Yet another great lesson found in this reading is much more subtle, but an important lesson about the challenges that come from fanaticism of any sort and the blindness that causes. The story of Balaam leaving with two servants and his donkey to head out to curse the Hebrews is a story of a man doing what he knew in his heart was wrong, but was willing to do anyway. His fanaticism and focus on the gold he was being paid made him oblivious to the dangers around him. Because of his single-minded attention on what he was being paid, rather than focusing on what he knew was proper ethical behavior, he almost died as he was blinded to seeing the angel. It is a story of surrendering an ethical behavioral system and refusing to be honest with one’s self…and the challenges that arise as a result.

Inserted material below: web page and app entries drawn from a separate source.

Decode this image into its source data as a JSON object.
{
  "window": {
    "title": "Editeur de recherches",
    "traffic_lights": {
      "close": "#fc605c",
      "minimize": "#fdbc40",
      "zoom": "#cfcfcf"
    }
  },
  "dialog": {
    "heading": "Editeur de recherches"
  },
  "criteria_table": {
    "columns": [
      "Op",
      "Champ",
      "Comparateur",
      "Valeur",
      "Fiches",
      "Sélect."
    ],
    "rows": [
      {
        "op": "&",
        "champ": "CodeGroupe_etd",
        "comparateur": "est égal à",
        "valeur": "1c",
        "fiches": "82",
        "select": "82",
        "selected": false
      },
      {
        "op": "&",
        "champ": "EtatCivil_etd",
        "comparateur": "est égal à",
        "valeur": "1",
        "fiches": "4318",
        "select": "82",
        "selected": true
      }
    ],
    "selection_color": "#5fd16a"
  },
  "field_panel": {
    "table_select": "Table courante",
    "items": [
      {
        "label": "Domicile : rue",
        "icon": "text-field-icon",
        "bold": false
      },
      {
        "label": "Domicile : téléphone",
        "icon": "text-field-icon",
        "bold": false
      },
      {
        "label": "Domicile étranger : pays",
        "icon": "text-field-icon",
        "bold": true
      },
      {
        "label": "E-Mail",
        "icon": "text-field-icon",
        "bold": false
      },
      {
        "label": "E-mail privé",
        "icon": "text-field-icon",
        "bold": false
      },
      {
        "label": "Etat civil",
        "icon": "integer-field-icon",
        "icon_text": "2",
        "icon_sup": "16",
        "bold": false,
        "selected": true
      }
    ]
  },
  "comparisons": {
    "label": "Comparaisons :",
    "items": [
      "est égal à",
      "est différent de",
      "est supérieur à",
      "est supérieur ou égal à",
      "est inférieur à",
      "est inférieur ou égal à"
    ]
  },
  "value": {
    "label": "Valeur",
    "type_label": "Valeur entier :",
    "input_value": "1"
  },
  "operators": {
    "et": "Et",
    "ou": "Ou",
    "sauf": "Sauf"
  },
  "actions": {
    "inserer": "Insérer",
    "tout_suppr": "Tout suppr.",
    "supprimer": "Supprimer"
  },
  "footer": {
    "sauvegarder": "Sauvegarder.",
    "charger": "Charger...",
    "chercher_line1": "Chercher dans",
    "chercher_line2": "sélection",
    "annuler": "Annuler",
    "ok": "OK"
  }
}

But this isn’t the first time we’ve seen that lesson in the Torah, as we read about similar language every Rosh HaShanah in the story of the Akeidah, the Binding of Isaac. There, Avraham is asked by Sarah to eject his son Ishmael and Ishmael’s mother Hagar from the household. The very next scene is God “testing” Avraham by telling him that he is to take out his son Isaac and sacrifice the boy. Avraham knows that this is wrong on every level, but doesn’t argue with God. Avraham, a man who has always argued for ethical behavior, even debating with God to save the lives of the citizens of Sodom and Gomorrah whom he did not know, is quiet when God asks him to sacrifice his beloved son, Isaac. As we read every year, Avraham then sneaks out early in the morning with his two servants and donkey (the exact same escorts as Balaam) to go do the horrific deed of child sacrifice that he knows is wrong. The language of Avraham leaving to do something he knows is not ethical (Gen. 22:3) and the) language found in Balaam’s leaving to curse the Hebrews (Num. 22:21-23), which he also knows is wrong is almost identical in the original Hebrew! The similarity in the language is a reminder to all of us to not get lost in fanaticism and lose focus on what is really important in life.
And don’t we all need to remember that lesson on a regular basis? How often do people get lost in the single-mindedness of making money; paying bills; or acquiring profit, power, or prestige and forget our real values of family, love, and God? How often do so many people forget about their real values as they focus on doing something that they know is not in harmony with their inner essence? This powerful lesson found in the Torah (twice) is a reminder of keeping true to our values, and not losing ourselves in a quest for something that we know deep inside is not true to our soul.
These are all great lessons that we need to remember throughout our lives, and this portion of the “talking donkey” is a beautiful reminder to stay true to Jewish values, to avoid fanaticism of any sort, to never sell ourselves out, and to always, always remember that God loves us and always is protecting us…changing curses to blessings and pain into joy.
May we all remember these powerful lessons and stay true to our soul’s purpose, true to Jewish values and ethics, and have faith that God is always present…ultimately changing any curses against us into blessings of good health, joy, prosperity,
Kavannah: Spend the week changing curses unto blessings, both for yourself and others. Embody ethical standards, and if you experience or see something negative going on, shift it into something positive. This is the week to turn lemons into lemonade.
Rabbi Michael Barclay
July 14th, 2022
15th of Tamuz, 5782